–Guest blog post by Robert Jasper–

The well known magazine manufacturingnews.com and the Dallas Business Journal indicate that 85% of ISO registered firms report external benefits like higher perceived quality, greater customer demand, better market differentiation, greater employee awareness, increased operational efficiency, and reduced scrap expense. Results like 30% reduction in customer claims, 95% improvement in delivery time, reduced defects from 3% to 0.5%, 40% reduction in product cycle time, 20% increase in on-time delivery are achievable after correct implementation of an ISO 9001 based quality management system.

For those considering implementing ISO 9001:2015, or for those in the 2008 transition process, here are five best practice tips:

Tip 1: Conduct a Gap Analysis Audit

It is important to consider everything can be implemented quickly, with not many resources involved and of course ending in an successful ISO 9001 certification within reasonable cost and time frames. The best tip is to plan out your implementation/transition project right from the start in effective and efficient ways by conducting a 100% compliance Internal Gap Analysis Baseline Audit against all the existing requirements of the international quality management standard in relation to your existing quality management system. And, it does not matter whether you are an ISO 9001:2008 certified company or organization, as this approach will always provide you with the exact planning requirements for your implementation or transition project. A clear implementation structure based on how to close gaps in your existing quality management system with clear responsibilities and due dates for gap closure and ISO certification readiness always helps to keep projects of this importance on track and on time.  These findings and “gaps” will also give you project opportunities to reduce costs and improve your bottom line profitability. This way, you start to make your QMS work for you right from the start!

ISO 9001:2015 – What You Should Know

A myriad of industries are buzzing about the newly released ISO 9001 revision. With a greater focus on stakeholders and a risk-based thinking approach, the anticipated revision is said to have greatly improved the scope and ultimately the benefits associated. A more detailed comparison and additional useful resources are found here.

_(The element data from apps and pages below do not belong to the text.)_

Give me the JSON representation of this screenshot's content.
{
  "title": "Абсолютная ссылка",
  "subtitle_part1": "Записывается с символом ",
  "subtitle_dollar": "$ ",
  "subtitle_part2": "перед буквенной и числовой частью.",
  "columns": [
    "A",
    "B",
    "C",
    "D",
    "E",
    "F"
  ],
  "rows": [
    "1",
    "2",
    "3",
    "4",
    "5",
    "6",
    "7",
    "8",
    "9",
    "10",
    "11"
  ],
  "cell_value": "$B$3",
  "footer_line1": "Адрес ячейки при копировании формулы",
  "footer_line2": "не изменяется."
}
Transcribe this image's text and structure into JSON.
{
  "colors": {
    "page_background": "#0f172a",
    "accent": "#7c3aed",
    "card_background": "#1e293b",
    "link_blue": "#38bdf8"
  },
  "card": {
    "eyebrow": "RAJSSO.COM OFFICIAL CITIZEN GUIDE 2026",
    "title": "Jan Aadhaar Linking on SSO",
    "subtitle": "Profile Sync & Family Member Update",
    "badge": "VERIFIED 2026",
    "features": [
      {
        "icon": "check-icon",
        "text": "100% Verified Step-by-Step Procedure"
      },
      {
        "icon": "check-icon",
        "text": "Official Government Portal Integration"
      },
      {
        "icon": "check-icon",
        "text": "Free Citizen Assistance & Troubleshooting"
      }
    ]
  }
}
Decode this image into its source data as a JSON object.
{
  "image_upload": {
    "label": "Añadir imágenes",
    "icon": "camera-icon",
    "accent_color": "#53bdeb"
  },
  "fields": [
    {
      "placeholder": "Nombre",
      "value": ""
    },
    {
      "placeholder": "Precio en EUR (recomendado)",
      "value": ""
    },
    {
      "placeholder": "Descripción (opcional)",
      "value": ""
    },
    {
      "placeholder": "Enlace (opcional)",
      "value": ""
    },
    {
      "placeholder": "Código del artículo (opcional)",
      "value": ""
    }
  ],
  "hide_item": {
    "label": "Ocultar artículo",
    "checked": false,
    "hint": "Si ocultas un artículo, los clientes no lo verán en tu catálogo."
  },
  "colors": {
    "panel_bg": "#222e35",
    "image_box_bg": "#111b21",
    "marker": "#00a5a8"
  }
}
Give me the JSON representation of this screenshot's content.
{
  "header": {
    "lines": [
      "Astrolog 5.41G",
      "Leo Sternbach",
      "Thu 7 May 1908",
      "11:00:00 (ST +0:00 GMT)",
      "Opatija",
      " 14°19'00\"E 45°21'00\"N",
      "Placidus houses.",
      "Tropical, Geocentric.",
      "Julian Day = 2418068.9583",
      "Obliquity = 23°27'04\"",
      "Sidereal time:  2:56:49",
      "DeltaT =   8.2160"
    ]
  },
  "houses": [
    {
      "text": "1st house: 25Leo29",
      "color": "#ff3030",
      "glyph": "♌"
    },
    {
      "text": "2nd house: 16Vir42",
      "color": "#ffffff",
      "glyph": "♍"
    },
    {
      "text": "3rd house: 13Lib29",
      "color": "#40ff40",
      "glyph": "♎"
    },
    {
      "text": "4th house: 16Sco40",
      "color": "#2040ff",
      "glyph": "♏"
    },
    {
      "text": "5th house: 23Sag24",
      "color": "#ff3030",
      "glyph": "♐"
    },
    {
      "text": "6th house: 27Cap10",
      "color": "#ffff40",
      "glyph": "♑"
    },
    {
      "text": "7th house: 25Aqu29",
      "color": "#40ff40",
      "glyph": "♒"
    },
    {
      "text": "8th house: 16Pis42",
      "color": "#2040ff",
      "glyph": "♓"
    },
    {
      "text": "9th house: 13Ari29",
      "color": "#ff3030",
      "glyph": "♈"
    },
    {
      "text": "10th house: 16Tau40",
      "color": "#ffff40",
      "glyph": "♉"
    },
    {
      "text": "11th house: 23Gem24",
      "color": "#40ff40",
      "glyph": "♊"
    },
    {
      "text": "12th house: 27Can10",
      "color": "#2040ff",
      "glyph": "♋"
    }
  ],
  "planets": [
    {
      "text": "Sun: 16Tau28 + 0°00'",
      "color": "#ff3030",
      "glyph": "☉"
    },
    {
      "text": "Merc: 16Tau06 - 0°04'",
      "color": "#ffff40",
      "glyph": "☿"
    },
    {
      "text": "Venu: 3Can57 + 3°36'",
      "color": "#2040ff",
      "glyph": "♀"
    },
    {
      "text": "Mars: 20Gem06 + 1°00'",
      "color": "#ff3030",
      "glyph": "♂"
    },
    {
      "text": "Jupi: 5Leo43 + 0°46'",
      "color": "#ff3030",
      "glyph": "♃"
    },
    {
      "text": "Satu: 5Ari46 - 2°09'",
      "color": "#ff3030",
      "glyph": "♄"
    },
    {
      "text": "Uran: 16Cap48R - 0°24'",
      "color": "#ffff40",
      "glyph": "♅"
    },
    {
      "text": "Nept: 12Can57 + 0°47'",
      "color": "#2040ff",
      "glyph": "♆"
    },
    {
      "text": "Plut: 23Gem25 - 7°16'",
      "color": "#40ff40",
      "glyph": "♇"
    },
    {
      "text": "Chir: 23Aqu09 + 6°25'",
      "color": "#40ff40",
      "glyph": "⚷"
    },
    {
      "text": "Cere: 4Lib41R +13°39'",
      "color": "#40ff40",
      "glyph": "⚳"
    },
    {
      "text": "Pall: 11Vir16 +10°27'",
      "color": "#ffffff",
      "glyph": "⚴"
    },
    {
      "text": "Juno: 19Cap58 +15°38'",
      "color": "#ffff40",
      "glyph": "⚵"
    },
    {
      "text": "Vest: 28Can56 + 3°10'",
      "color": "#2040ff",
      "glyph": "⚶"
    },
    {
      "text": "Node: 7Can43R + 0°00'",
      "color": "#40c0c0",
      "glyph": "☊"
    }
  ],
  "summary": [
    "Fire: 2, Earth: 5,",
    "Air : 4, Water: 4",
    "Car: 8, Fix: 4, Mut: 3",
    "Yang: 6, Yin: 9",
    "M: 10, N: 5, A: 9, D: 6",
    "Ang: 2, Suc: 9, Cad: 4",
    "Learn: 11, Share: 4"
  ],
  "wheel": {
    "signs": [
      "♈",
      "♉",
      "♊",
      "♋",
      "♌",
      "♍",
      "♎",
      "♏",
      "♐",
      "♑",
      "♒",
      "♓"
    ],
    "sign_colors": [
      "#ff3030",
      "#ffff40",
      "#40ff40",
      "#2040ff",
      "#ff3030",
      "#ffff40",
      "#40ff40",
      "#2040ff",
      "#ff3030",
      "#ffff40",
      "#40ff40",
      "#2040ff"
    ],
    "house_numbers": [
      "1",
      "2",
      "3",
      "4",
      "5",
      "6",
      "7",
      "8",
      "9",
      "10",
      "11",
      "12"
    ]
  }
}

With the revision so widely discussed, we have received several inquiries from organizations wanting to know about the standard and asking for advice regarding the benefits of certification. While Pro QC is not a certifying body, we do work with organizations to prepare them for final audits.  We also work with many organizations that are not seeking certification, but rather are looking for a standard to apply in order to better manage their business.  The ISO 9000 family of standards provides “guidance and tools for companies and organizations who want to ensure that their products and services consistently meet customer’s requirements, and that quality is consistently improved.”

Standards in the ISO 9000 family include:

ISO 14001:2015 – Who Needs Environmental Management?

aa6efe67-5c6a-4d07-862e-1cb1ab7145a4-largeThe quality industry is buzzing this week as the International Organization for Standardization released the latest revision of the ISO 14001 environmental management standard.

“ISO 14001:2015 is an internationally agreed standard that sets out the requirements for an environmental management system. It helps organizations improve their environmental performance through more efficient use of resources and reduction of waste, gaining a competitive advantage and the trust of stakeholders”

Notable revisions per the news release include:

  • A greater commitment from leadership
  • An increased alignment with strategic direction
  • Greater protection for the environment, with a focus on proactive initiatives
  • More effective communication, driven through a communications strategy
  • Life-cycle thinking, considering each stage of a product or service, from development to end-of-life

With the latest release, ISO discussed the benefits of incorporating the standard.  Described as a way of helping organizations identify, manage, monitor and control their environmental issues in a holistic manner, issues considered include: